output barely growing and European manufacturing falling deeper into malaise. In a shock that sent global equity markets into a dive, the US economy added just 69,000 jobs in May, less than half what analysts expected and well below what is seen as needed to keep the jobless rate moving lower. The unemployment rate rose for the first time in almost a year, to 8.2 per cent.
The Labour Department report dealt a blow to confidence in the US economic recovery, which until recently had contrasted with
Europe’s deteriorating economic situation and seemingly intractable political crisis. “The negative employment data caps the recent deterioration in global economic data. From China to Europe to the US, all the data have shown real slowing,” said John Kilduff, partner at Again Capital LLC, New York.
Worsening economic conditions were also being felt in major emerging countries such as Brazil and India, causing some economists to wonder just where growth is going to come from.
“The global economy downshifted sharply in May, and judging by these data, the US followed suit,” said Michelle Girard, economist at RBS. US stocks fell sharply as the employment numbers compounded worries about upcoming elections in Greece and banking troubles in Spain, pushing the Dow Jones industrial average down over two per cent on the day, and negative for the year. Treasury bond yields, in contrast, continued to hit record lows across the board as investors scurried for safety.
In Britain, manufacturing activity shrank at its fastest pace in three years last month as the global economic slowdown hit demand for its goods.
Markit’s Euro Zone Manufacturing Purchasing Managers’ Index (PMI) dropped to 45.1 in May from 45.9 in April. Similarly, the output index fell to 44.6 from April’s 46.1, also the lowest since June 2009.
US manufacturing proved a bit more resilient, with the Institute for Supply Management’s Index falling modestly in May but still at a respectable level of 53.5. New orders also rose to their highest since April of 2011.
Core consternation Earlier data from France and Germany, Europe’s largest economy, showed their manufacturing sectors contracted at the fastest pace in nearly three years.
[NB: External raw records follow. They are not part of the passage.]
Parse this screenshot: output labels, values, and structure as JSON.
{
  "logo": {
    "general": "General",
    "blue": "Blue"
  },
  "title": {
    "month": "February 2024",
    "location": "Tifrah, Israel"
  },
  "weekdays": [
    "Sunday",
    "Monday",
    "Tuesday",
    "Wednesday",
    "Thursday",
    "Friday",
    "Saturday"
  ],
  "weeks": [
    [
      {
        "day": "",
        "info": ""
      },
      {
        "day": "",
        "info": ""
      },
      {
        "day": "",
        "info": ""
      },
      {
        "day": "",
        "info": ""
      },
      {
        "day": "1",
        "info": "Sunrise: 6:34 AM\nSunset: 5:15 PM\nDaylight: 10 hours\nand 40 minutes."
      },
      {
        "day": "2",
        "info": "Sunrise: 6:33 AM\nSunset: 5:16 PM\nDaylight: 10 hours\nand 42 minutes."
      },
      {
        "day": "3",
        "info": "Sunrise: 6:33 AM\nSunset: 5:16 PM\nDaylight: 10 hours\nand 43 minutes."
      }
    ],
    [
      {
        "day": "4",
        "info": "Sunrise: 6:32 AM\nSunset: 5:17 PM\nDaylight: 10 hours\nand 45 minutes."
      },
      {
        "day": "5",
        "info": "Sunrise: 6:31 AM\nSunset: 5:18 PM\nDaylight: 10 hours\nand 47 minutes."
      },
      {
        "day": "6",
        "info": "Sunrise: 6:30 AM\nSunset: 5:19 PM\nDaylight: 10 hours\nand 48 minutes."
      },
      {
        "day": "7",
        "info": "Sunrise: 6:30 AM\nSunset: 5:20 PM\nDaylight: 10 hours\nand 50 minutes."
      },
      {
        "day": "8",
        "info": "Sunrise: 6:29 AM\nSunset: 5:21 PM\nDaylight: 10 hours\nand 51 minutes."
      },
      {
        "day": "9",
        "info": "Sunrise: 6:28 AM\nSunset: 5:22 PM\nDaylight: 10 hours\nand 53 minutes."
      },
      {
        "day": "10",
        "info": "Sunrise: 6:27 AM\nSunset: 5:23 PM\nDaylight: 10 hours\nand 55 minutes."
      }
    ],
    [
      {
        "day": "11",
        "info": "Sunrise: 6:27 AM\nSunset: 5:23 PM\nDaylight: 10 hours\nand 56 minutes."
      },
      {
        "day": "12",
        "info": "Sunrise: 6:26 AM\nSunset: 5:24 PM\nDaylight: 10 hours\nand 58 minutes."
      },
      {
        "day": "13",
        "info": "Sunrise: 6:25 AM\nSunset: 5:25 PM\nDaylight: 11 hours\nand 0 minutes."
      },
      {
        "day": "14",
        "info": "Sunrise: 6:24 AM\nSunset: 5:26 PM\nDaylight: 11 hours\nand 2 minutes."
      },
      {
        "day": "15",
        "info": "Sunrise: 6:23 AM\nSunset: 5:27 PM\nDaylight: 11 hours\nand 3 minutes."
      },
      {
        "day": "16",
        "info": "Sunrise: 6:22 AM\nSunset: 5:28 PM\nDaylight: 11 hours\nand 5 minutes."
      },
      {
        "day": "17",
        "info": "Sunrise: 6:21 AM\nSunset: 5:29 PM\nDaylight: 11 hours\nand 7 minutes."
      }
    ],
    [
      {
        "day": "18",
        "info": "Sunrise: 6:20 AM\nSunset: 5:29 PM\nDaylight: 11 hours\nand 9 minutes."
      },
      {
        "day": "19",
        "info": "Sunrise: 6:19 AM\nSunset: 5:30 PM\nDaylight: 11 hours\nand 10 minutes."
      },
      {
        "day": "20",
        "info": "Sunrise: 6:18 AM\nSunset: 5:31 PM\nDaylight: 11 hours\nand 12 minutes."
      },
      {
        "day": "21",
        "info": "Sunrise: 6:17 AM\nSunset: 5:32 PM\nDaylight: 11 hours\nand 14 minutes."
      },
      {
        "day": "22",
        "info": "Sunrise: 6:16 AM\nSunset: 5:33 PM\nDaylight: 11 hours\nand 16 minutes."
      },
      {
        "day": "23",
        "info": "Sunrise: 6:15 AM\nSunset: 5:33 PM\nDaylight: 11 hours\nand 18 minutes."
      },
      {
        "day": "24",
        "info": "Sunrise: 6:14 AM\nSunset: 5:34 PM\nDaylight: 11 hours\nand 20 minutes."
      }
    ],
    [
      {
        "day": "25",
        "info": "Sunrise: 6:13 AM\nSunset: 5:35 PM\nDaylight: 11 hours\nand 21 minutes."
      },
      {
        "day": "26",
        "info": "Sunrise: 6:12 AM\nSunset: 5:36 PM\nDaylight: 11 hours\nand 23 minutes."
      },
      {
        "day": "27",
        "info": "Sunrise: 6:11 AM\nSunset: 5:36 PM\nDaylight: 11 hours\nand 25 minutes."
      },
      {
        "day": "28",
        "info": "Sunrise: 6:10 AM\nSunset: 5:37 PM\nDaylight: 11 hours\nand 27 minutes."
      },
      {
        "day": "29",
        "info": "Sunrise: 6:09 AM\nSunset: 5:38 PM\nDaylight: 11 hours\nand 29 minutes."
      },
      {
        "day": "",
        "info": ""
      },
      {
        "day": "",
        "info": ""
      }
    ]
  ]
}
It was only German strength that had prevented the Euro Zone falling into recession in the first quarter. Italy’s factories contracted for the 10th straight month, while in Spain the PMI fell below that of Greece, and posted lowest reading of all the countries surveyed.
The UK economy is mired in its second recession in two years and its PMI plunged to 45.9 last month, its lowest reading since May 2009 and the second-steepest fall in the survey’s 20-year history.
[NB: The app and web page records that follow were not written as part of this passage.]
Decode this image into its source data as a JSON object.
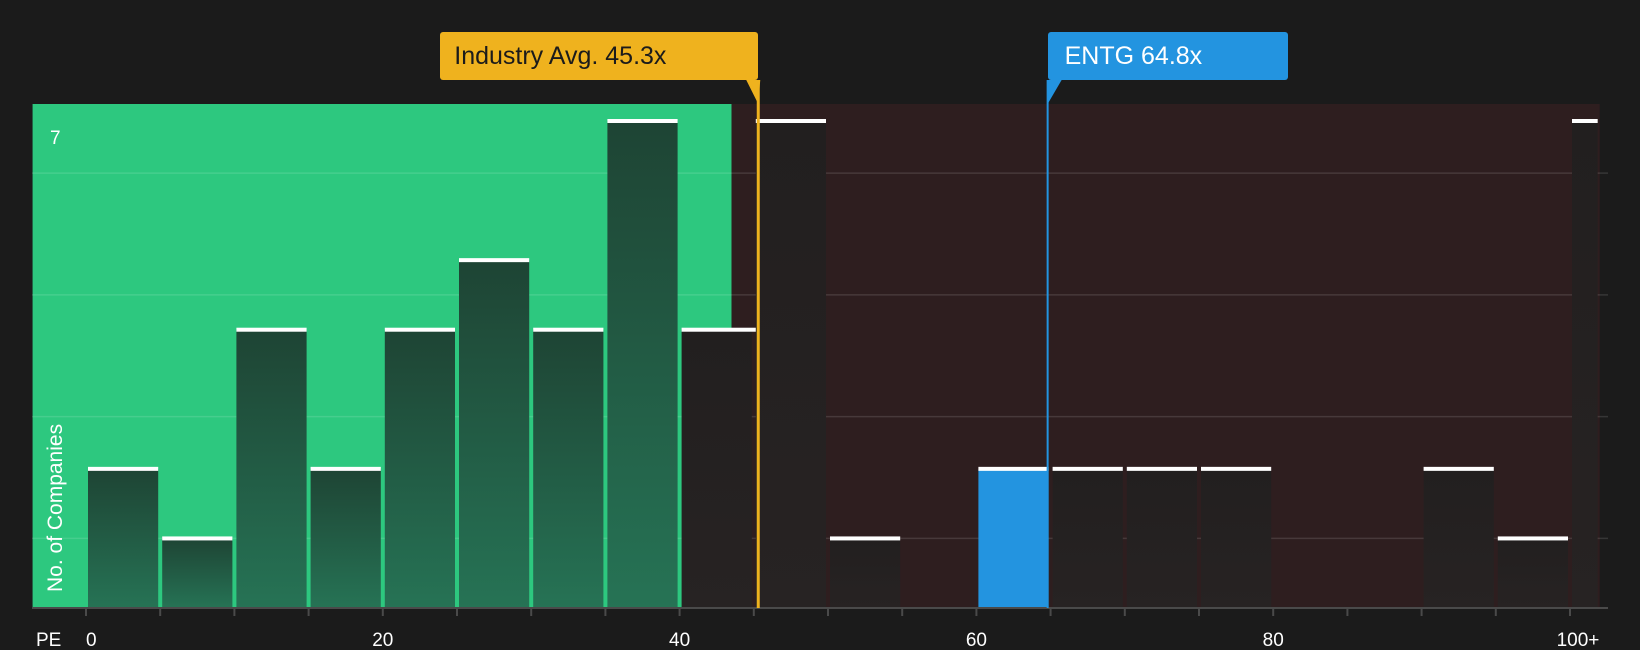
{
  "chart_data": {
    "type": "bar",
    "title": "",
    "xlabel": "PE",
    "ylabel": "No. of Companies",
    "x_ticks": [
      "0",
      "20",
      "40",
      "60",
      "80",
      "100+"
    ],
    "y_ticks": [
      "7"
    ],
    "bin_width": 5,
    "xlim": [
      0,
      102
    ],
    "ylim": [
      0,
      7.25
    ],
    "grid": true,
    "bins": [
      {
        "from": 0,
        "to": 5,
        "count": 2
      },
      {
        "from": 5,
        "to": 10,
        "count": 1
      },
      {
        "from": 10,
        "to": 15,
        "count": 4
      },
      {
        "from": 15,
        "to": 20,
        "count": 2
      },
      {
        "from": 20,
        "to": 25,
        "count": 4
      },
      {
        "from": 25,
        "to": 30,
        "count": 5
      },
      {
        "from": 30,
        "to": 35,
        "count": 4
      },
      {
        "from": 35,
        "to": 40,
        "count": 7
      },
      {
        "from": 40,
        "to": 45,
        "count": 4
      },
      {
        "from": 45,
        "to": 50,
        "count": 7
      },
      {
        "from": 50,
        "to": 55,
        "count": 1
      },
      {
        "from": 55,
        "to": 60,
        "count": 0
      },
      {
        "from": 60,
        "to": 65,
        "count": 2,
        "highlight": true
      },
      {
        "from": 65,
        "to": 70,
        "count": 2
      },
      {
        "from": 70,
        "to": 75,
        "count": 2
      },
      {
        "from": 75,
        "to": 80,
        "count": 2
      },
      {
        "from": 80,
        "to": 85,
        "count": 0
      },
      {
        "from": 85,
        "to": 90,
        "count": 0
      },
      {
        "from": 90,
        "to": 95,
        "count": 2
      },
      {
        "from": 95,
        "to": 100,
        "count": 1
      },
      {
        "from": 100,
        "to": 102,
        "count": 7
      }
    ],
    "markers": [
      {
        "kind": "industry",
        "label": "Industry Avg. 45.3x",
        "value": 45.3
      },
      {
        "kind": "company",
        "label": "ENTG 64.8x",
        "value": 64.8
      }
    ],
    "regions": [
      {
        "from": -3.6,
        "to": 43.5,
        "kind": "below-average"
      },
      {
        "from": 43.5,
        "to": 102,
        "kind": "above-average"
      }
    ],
    "colors": {
      "background": "#1b1b1b",
      "below_region": "#2dc87f",
      "above_region": "#2e1e1f",
      "bar_in_green": "#21473a",
      "bar_in_dark": "#242020",
      "bar_top": "#ffffff",
      "highlight_bar": "#2394e0",
      "industry_marker": "#efb21e",
      "company_marker": "#2394e0",
      "text": "#ffffff",
      "axis": "#4a4a4a"
    }
  }
}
The Euro Zone’s economic
deterioration prompted more than a third of economists polled by Reuters this week to say the
European Central Bank will cut interest rates from their record one per cent low before the end
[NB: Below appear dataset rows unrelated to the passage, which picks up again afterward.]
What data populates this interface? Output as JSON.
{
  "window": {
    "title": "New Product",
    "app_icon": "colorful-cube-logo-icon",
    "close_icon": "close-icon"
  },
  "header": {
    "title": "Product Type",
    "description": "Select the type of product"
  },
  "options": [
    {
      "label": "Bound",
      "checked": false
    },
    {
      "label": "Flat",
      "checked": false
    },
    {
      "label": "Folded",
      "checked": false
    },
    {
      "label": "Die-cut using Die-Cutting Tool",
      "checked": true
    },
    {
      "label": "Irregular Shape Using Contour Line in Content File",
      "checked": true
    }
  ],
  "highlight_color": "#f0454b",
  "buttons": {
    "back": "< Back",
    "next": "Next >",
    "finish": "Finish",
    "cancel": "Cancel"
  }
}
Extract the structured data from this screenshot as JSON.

of the year to boost growth.
“Fundamentals certainly justify a rate cut any time soon. However, the ECB might keep some powder dry at next week’s meeting and wait for the outcome of the Greek elections — and future of the monetary union — to change its policy stance,” said Annalisa Piazza at Newedge.
Greece, which unleashed the financial maelstrom that has ravaged the bloc, is due for a crucial second election on June 17 that may determine whether it remains a member of the currency union.
BRICS take a hit
Declines in two gauges of
China’s manufacturing sector were particularly worrying for
investors looking to the world’s second-biggest economy to pick up the slack created by Europe’s debt crisis and sluggish US economy.
China’s annual economic growth is expected by analysts to fall to 7.9 per cent in the second quarter, the first dip below eight per cent since 2009. That could pile pressure on authorities to attempt further stimulus. The country’s
official PMI fell more than expected to 50.4 in May, the weakest
reading this year and down from April’s 13-month high, with output at its lowest since November 2011.
India was also feeling the
pain. Growth in its gross domestic product slumped in the first quarter to a nine-year low of 5.3 per cent as the manufacturing
Brazil’s economy barely expanded in the first quarter, setting the stage for another disappointing year and casting new doubt on
the health of emerging markets.
The economy grew just 0.2 per cent compared to the final three months of 2011, less than half the pace economists expected.